## Task goal
All of the data needs to be printed again, exactly as written.

-=-=-=-=-

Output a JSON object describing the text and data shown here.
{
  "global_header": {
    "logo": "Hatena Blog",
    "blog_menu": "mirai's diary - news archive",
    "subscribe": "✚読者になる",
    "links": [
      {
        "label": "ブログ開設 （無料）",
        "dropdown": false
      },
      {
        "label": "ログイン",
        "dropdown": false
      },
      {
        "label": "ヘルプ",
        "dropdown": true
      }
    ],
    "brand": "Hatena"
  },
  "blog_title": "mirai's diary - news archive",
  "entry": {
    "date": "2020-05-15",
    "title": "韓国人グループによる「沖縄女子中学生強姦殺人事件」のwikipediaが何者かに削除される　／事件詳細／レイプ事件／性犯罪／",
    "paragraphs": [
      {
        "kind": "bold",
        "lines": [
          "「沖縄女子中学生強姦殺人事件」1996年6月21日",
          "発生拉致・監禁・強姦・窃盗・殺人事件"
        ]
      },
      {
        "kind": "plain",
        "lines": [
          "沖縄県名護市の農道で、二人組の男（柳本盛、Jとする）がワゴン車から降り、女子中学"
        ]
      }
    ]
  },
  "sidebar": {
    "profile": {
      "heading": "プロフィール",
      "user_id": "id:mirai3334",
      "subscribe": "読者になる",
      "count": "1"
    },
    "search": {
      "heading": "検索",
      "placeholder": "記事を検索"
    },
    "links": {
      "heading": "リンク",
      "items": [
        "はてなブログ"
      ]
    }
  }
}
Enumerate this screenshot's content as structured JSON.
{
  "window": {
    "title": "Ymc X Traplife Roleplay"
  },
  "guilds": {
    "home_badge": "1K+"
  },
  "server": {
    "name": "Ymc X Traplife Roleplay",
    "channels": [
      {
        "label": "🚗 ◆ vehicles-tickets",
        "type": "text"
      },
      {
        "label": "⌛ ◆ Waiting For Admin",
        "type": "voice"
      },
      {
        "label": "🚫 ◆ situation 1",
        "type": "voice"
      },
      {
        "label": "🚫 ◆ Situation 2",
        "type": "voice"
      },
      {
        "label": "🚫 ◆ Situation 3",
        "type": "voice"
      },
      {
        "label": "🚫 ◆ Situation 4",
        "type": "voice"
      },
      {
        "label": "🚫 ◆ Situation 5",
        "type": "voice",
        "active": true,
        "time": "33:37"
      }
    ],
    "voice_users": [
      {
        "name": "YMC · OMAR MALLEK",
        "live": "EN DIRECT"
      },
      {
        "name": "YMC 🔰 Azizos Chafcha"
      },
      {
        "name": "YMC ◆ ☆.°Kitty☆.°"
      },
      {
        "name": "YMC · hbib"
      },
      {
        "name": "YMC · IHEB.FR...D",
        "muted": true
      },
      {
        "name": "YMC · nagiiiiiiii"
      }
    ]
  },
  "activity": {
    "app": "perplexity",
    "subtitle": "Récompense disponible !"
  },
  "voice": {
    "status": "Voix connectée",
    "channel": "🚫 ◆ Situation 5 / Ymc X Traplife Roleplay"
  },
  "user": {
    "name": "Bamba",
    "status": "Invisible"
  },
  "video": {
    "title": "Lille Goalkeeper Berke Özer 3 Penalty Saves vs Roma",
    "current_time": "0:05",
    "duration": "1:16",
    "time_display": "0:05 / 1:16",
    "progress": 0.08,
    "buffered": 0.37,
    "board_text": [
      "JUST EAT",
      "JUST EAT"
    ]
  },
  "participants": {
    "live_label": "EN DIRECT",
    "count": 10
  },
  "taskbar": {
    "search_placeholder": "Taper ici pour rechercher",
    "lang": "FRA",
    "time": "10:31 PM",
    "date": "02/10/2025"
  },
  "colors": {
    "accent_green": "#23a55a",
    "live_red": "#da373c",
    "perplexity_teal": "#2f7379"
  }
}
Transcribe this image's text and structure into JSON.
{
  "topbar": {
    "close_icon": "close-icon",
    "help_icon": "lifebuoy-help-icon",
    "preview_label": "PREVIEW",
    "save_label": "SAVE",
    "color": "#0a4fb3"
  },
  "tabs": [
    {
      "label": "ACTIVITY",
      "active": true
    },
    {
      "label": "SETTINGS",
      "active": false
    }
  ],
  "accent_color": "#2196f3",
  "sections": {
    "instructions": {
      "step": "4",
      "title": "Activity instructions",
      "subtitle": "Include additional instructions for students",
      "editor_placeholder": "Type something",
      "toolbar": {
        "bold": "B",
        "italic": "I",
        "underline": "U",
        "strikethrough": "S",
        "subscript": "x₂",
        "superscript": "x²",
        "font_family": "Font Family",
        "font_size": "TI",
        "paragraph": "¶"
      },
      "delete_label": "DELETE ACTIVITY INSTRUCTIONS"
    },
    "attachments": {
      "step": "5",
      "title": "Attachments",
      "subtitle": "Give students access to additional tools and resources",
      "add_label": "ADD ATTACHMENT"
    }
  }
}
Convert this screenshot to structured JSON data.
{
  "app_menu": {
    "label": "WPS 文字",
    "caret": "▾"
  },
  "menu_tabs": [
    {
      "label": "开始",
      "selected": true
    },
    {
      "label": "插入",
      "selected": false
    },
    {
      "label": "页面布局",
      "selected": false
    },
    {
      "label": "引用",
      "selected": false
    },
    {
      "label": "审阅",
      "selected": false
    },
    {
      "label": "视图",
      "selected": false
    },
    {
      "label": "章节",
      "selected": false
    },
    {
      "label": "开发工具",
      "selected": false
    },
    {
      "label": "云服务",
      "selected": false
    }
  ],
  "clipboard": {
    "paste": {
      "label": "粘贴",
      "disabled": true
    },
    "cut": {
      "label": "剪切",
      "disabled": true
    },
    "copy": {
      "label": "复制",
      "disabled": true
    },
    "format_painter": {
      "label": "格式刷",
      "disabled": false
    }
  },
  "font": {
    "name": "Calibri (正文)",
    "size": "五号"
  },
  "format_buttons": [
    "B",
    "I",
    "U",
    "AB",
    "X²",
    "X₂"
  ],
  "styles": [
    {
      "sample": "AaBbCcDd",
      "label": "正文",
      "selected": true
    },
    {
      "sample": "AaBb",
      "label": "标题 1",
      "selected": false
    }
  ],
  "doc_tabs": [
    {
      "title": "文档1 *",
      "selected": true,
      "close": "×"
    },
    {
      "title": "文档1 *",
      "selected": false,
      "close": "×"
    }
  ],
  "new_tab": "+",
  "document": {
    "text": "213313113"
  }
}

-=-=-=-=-

## Solution to this task
Output a JSON object describing the text and data shown here.
{
  "global_header": {
    "logo": "Hatena Blog",
    "blog_menu": "mirai's diary - news archive",
    "subscribe": "✚読者になる",
    "links": [
      {
        "label": "ブログ開設 （無料）",
        "dropdown": false
      },
      {
        "label": "ログイン",
        "dropdown": false
      },
      {
        "label": "ヘルプ",
        "dropdown": true
      }
    ],
    "brand": "Hatena"
  },
  "blog_title": "mirai's diary - news archive",
  "entry": {
    "date": "2020-05-15",
    "title": "韓国人グループによる「沖縄女子中学生強姦殺人事件」のwikipediaが何者かに削除される　／事件詳細／レイプ事件／性犯罪／",
    "paragraphs": [
      {
        "kind": "bold",
        "lines": [
          "「沖縄女子中学生強姦殺人事件」1996年6月21日",
          "発生拉致・監禁・強姦・窃盗・殺人事件"
        ]
      },
      {
        "kind": "plain",
        "lines": [
          "沖縄県名護市の農道で、二人組の男（柳本盛、Jとする）がワゴン車から降り、女子中学"
        ]
      }
    ]
  },
  "sidebar": {
    "profile": {
      "heading": "プロフィール",
      "user_id": "id:mirai3334",
      "subscribe": "読者になる",
      "count": "1"
    },
    "search": {
      "heading": "検索",
      "placeholder": "記事を検索"
    },
    "links": {
      "heading": "リンク",
      "items": [
        "はてなブログ"
      ]
    }
  }
}
Enumerate this screenshot's content as structured JSON.
{
  "window": {
    "title": "Ymc X Traplife Roleplay"
  },
  "guilds": {
    "home_badge": "1K+"
  },
  "server": {
    "name": "Ymc X Traplife Roleplay",
    "channels": [
      {
        "label": "🚗 ◆ vehicles-tickets",
        "type": "text"
      },
      {
        "label": "⌛ ◆ Waiting For Admin",
        "type": "voice"
      },
      {
        "label": "🚫 ◆ situation 1",
        "type": "voice"
      },
      {
        "label": "🚫 ◆ Situation 2",
        "type": "voice"
      },
      {
        "label": "🚫 ◆ Situation 3",
        "type": "voice"
      },
      {
        "label": "🚫 ◆ Situation 4",
        "type": "voice"
      },
      {
        "label": "🚫 ◆ Situation 5",
        "type": "voice",
        "active": true,
        "time": "33:37"
      }
    ],
    "voice_users": [
      {
        "name": "YMC · OMAR MALLEK",
        "live": "EN DIRECT"
      },
      {
        "name": "YMC 🔰 Azizos Chafcha"
      },
      {
        "name": "YMC ◆ ☆.°Kitty☆.°"
      },
      {
        "name": "YMC · hbib"
      },
      {
        "name": "YMC · IHEB.FR...D",
        "muted": true
      },
      {
        "name": "YMC · nagiiiiiiii"
      }
    ]
  },
  "activity": {
    "app": "perplexity",
    "subtitle": "Récompense disponible !"
  },
  "voice": {
    "status": "Voix connectée",
    "channel": "🚫 ◆ Situation 5 / Ymc X Traplife Roleplay"
  },
  "user": {
    "name": "Bamba",
    "status": "Invisible"
  },
  "video": {
    "title": "Lille Goalkeeper Berke Özer 3 Penalty Saves vs Roma",
    "current_time": "0:05",
    "duration": "1:16",
    "time_display": "0:05 / 1:16",
    "progress": 0.08,
    "buffered": 0.37,
    "board_text": [
      "JUST EAT",
      "JUST EAT"
    ]
  },
  "participants": {
    "live_label": "EN DIRECT",
    "count": 10
  },
  "taskbar": {
    "search_placeholder": "Taper ici pour rechercher",
    "lang": "FRA",
    "time": "10:31 PM",
    "date": "02/10/2025"
  },
  "colors": {
    "accent_green": "#23a55a",
    "live_red": "#da373c",
    "perplexity_teal": "#2f7379"
  }
}
Transcribe this image's text and structure into JSON.
{
  "topbar": {
    "close_icon": "close-icon",
    "help_icon": "lifebuoy-help-icon",
    "preview_label": "PREVIEW",
    "save_label": "SAVE",
    "color": "#0a4fb3"
  },
  "tabs": [
    {
      "label": "ACTIVITY",
      "active": true
    },
    {
      "label": "SETTINGS",
      "active": false
    }
  ],
  "accent_color": "#2196f3",
  "sections": {
    "instructions": {
      "step": "4",
      "title": "Activity instructions",
      "subtitle": "Include additional instructions for students",
      "editor_placeholder": "Type something",
      "toolbar": {
        "bold": "B",
        "italic": "I",
        "underline": "U",
        "strikethrough": "S",
        "subscript": "x₂",
        "superscript": "x²",
        "font_family": "Font Family",
        "font_size": "TI",
        "paragraph": "¶"
      },
      "delete_label": "DELETE ACTIVITY INSTRUCTIONS"
    },
    "attachments": {
      "step": "5",
      "title": "Attachments",
      "subtitle": "Give students access to additional tools and resources",
      "add_label": "ADD ATTACHMENT"
    }
  }
}
Convert this screenshot to structured JSON data.
{
  "app_menu": {
    "label": "WPS 文字",
    "caret": "▾"
  },
  "menu_tabs": [
    {
      "label": "开始",
      "selected": true
    },
    {
      "label": "插入",
      "selected": false
    },
    {
      "label": "页面布局",
      "selected": false
    },
    {
      "label": "引用",
      "selected": false
    },
    {
      "label": "审阅",
      "selected": false
    },
    {
      "label": "视图",
      "selected": false
    },
    {
      "label": "章节",
      "selected": false
    },
    {
      "label": "开发工具",
      "selected": false
    },
    {
      "label": "云服务",
      "selected": false
    }
  ],
  "clipboard": {
    "paste": {
      "label": "粘贴",
      "disabled": true
    },
    "cut": {
      "label": "剪切",
      "disabled": true
    },
    "copy": {
      "label": "复制",
      "disabled": true
    },
    "format_painter": {
      "label": "格式刷",
      "disabled": false
    }
  },
  "font": {
    "name": "Calibri (正文)",
    "size": "五号"
  },
  "format_buttons": [
    "B",
    "I",
    "U",
    "AB",
    "X²",
    "X₂"
  ],
  "styles": [
    {
      "sample": "AaBbCcDd",
      "label": "正文",
      "selected": true
    },
    {
      "sample": "AaBb",
      "label": "标题 1",
      "selected": false
    }
  ],
  "doc_tabs": [
    {
      "title": "文档1 *",
      "selected": true,
      "close": "×"
    },
    {
      "title": "文档1 *",
      "selected": false,
      "close": "×"
    }
  ],
  "new_tab": "+",
  "document": {
    "text": "213313113"
  }
}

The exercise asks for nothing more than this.